The perpetual, dynamic force of gravity and aging cause the eyebrows and forehead to descend. As the brows fall, they push the redundant skin of the upper face onto the upper eyelid causing a crowded look to the area of the eyes.

The brow and forehead will appear heavy and thickened with deep creases often setting in between the brows. This can lead to a harsh or angry look even when one doesn’t mean for it to. Others can appear tired and fatigued, and women may have difficulty applying mascara or other make-up to the area. Many patients seeking facial rejuvenation surgery are unaware of the impact sagging eyebrows have on an aged appearance.

A youthful upper face is an important ingredient for a rested and refreshed appearance. When indicated, lifting the brows, forehead, or temples can create dramatic improvement to a problem area. The art of upper facial enhancement in this regard is rooted in accurate decision-making by a surgeon. Dr. Sparano believes too often the brows are over-lifted, or the entire upper facial complex is lifted without consideration for relative anatomic changes. For example, sometimes only the temple area needs a subtle lifting; at other times, the entire forehead does; and at other times only the lateral brow does. Furthermore, many of the previous techniques used for upper facial lifting are associated with either long displeasing scars, changes in the height of the hairline, or the need to place hardware into the skull bone for adequate fixation of tissue. Dr. Sparano believes these techniques are mostly outdated, and only very rarely come into consideration as options.

Firstly, Dr. Sparano can often improve the appearance of the brow region using a combination of neurotoxins (e.g., Botox, Xeomin) and filler (e.g., Juvederm) or fat grafting. Changes in natural brow position with these non-surgical techniques are small, but often that is enough to elevate the correct portion of a brow to a more pleasing anatomic position, with improved appearance.

Secondly, Dr. Sparano now can lift the brows, temples, or central forehead, independently from one another, with shorter hidden incisions, and without the need to place screws, hardware, or fixation devices into the skull. Upper facial enhancement in this regard, requires skill and a very careful and deciphering eye so as to subtly but nicely achieve surgical goals, without an unnatural appearance.

The details and best options for any given patient are always discussed with Dr. Sparano in private consultation.


When is a good time to have a brow, forehead, or temple lift?
Anytime the brows and forehead are unpleasantly sagging and contributing to an aged appearance is an acceptable time for this procedure. Most patients choosing this procedure are in their 50’s to 60’s, but the procedure can be performed at any age.

Where does the brow, forehead, or temple lift take place?
This procedure is often performed in Dr. Sparano’s office-based setting using mild oral sedation with local anesthesia. When these procedures are combined with other facial surgeries, they are usually performed in an outpatient operating room setting with deeper anesthesia.

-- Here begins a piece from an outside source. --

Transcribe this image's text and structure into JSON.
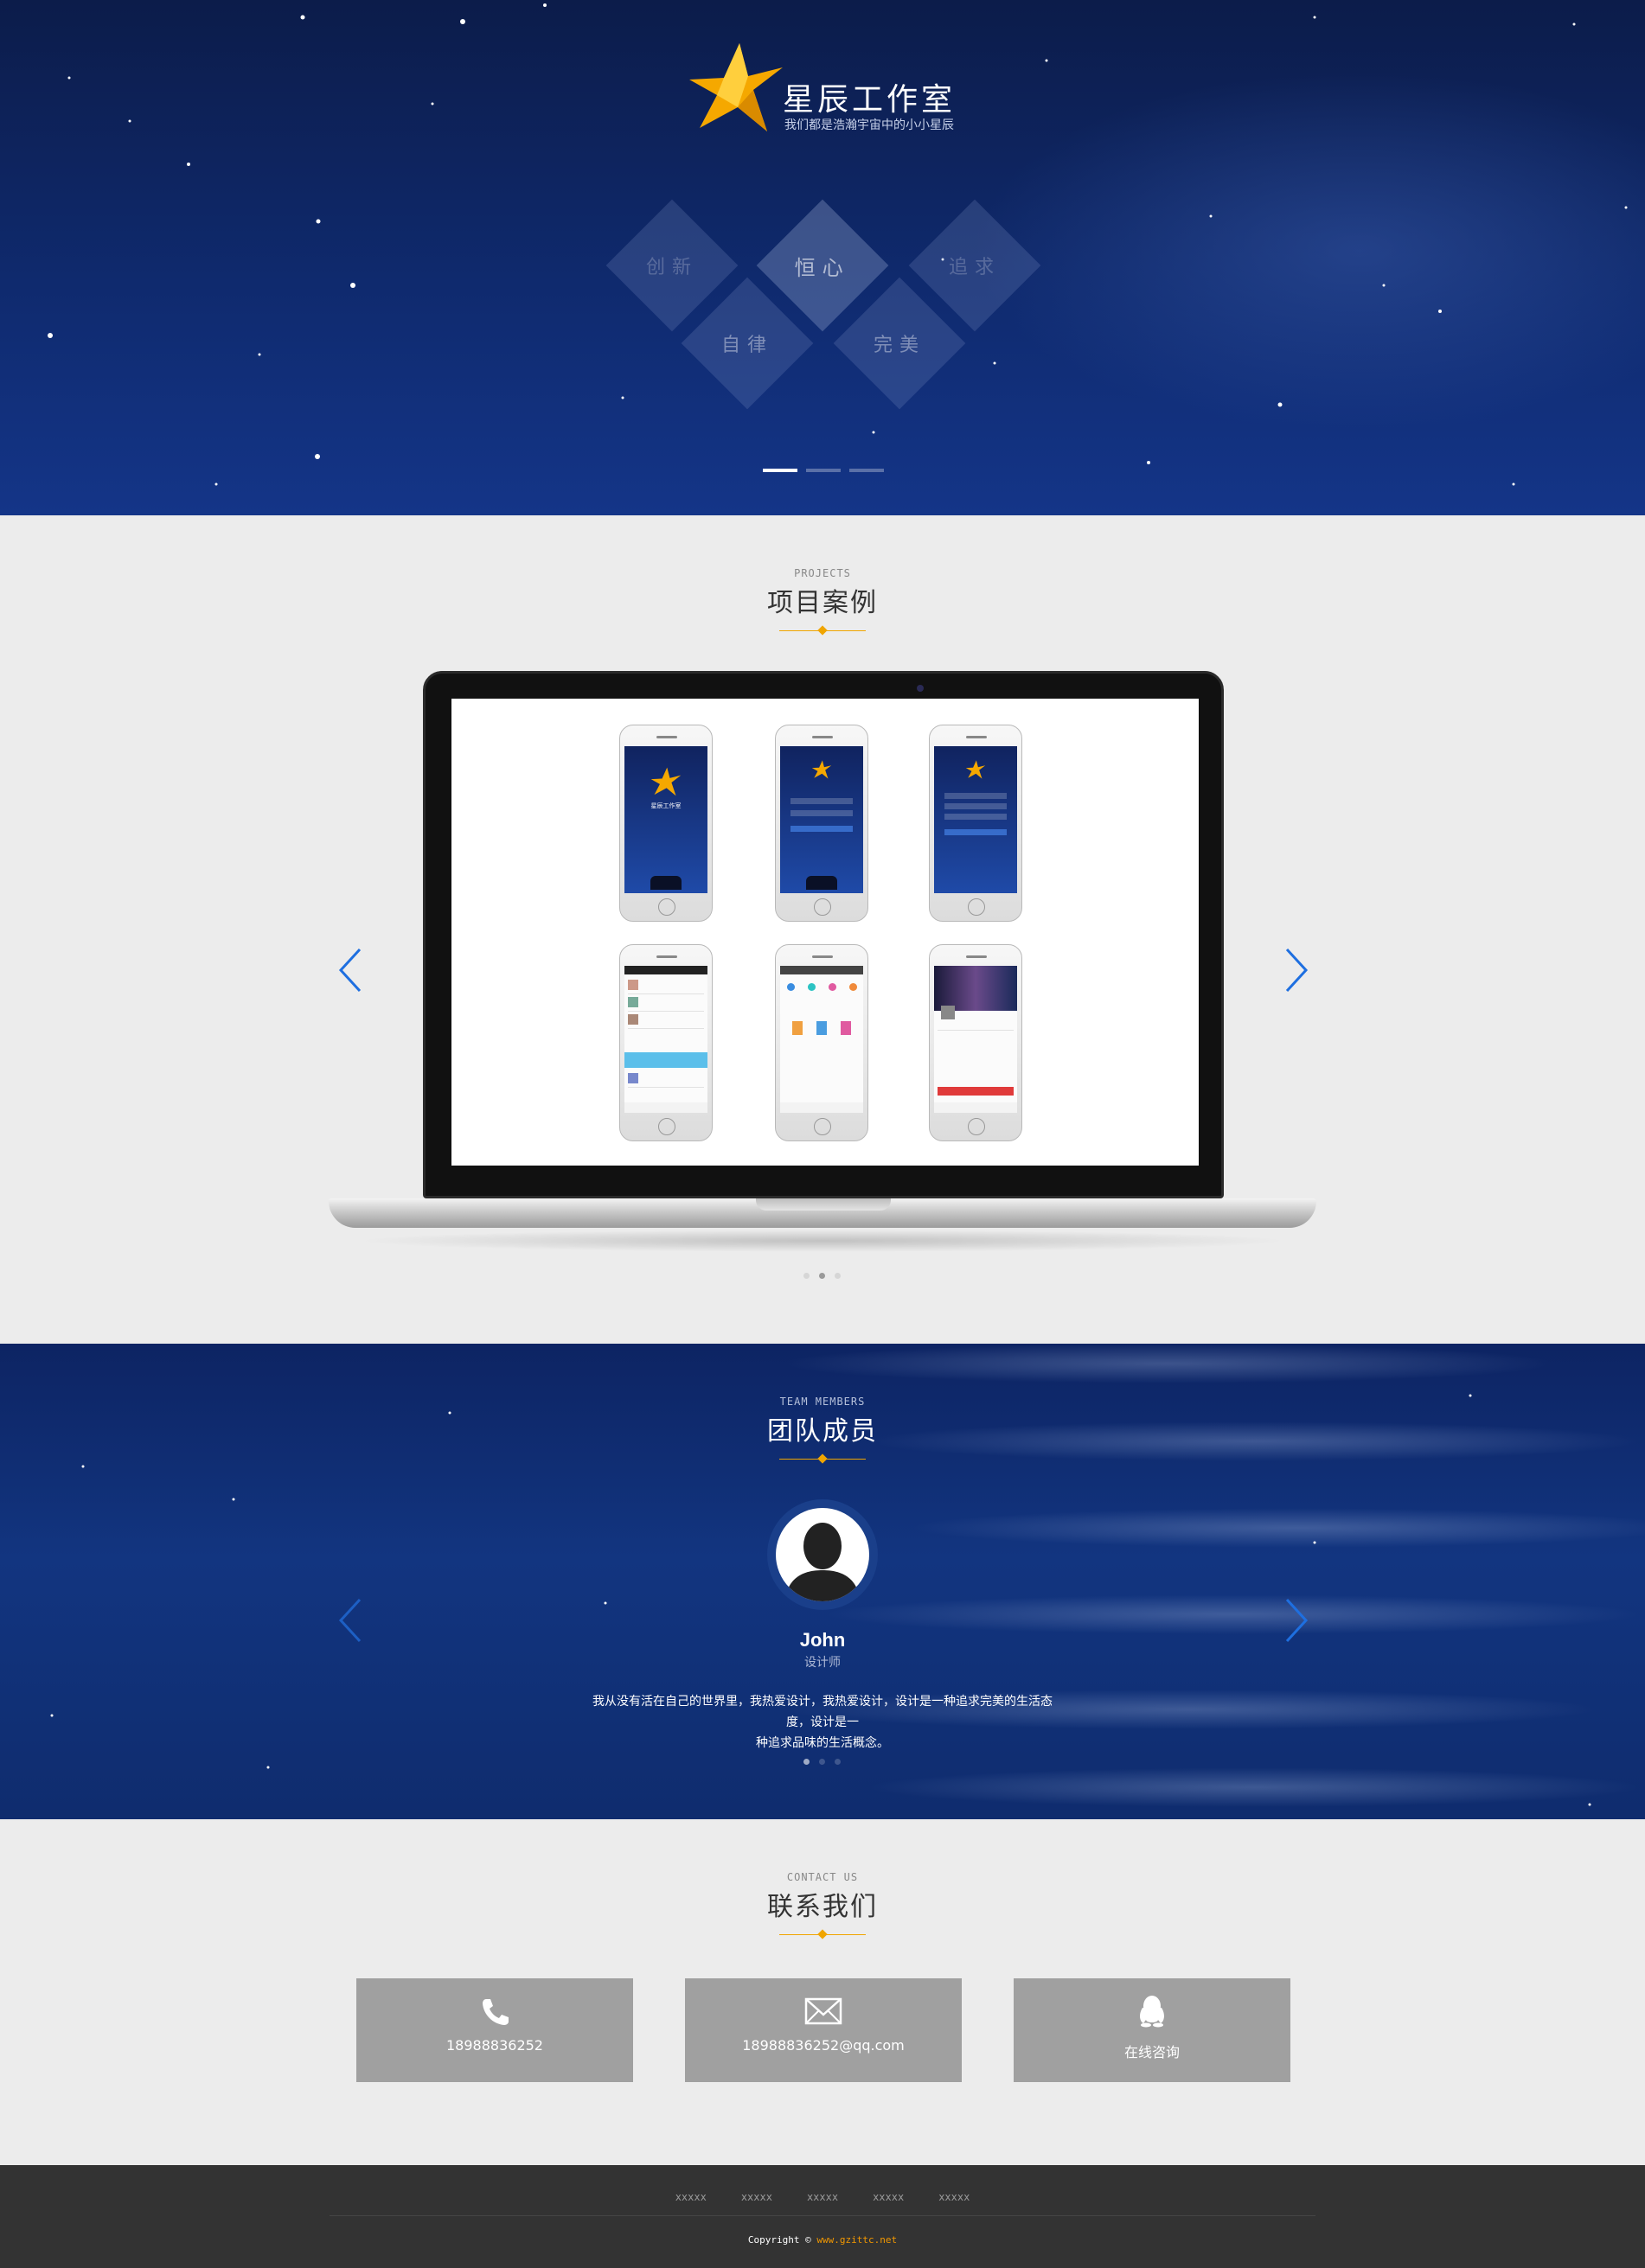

What is the difference between a brow lift and a temple lift?
Most brow lifts elevate the entire brow. Dr. Sparano believes it is often unnecessary to elevate the entire brow. A temple lift is an effective way to elevate the lateral brow (i.e., tail of the eyebrow), and subtly tighten slack soft tissue of the temple area. Often, lifting only the tail of the brow while leaving the central eyebrow undisturbed presents the most attractive eyebrow appearance.

Can a brow lift be performed through an eyelid (blepharoplasty) incision if I’m getting my eyelids operated on?
Often, a tail-of-brow lift is easily performed through the same incision as the upper eyelid surgery. This can be an effective and powerful solution to a complex problem for the right candidates.

What is the recovery like after a brow/forehead lift?
Some swelling, temporary numbness, and mild bruising are common after this procedure. The level of post-operative discomfort is usually mild and easily controlled with an appropriate oral pain medication. Swelling and bruising can last as long as 2 weeks, but are usually diminished by 1 week. Any marked discoloration from temporary bruising can be covered up with make-up when necessary.

How much time off from my daily activities should I schedule?
Most patients return to their normal daily activities within 7-10 days.

When can I return to exercise after the procedure?
Exercise and strenuous work or activities are restricted for 2 weeks following surgery.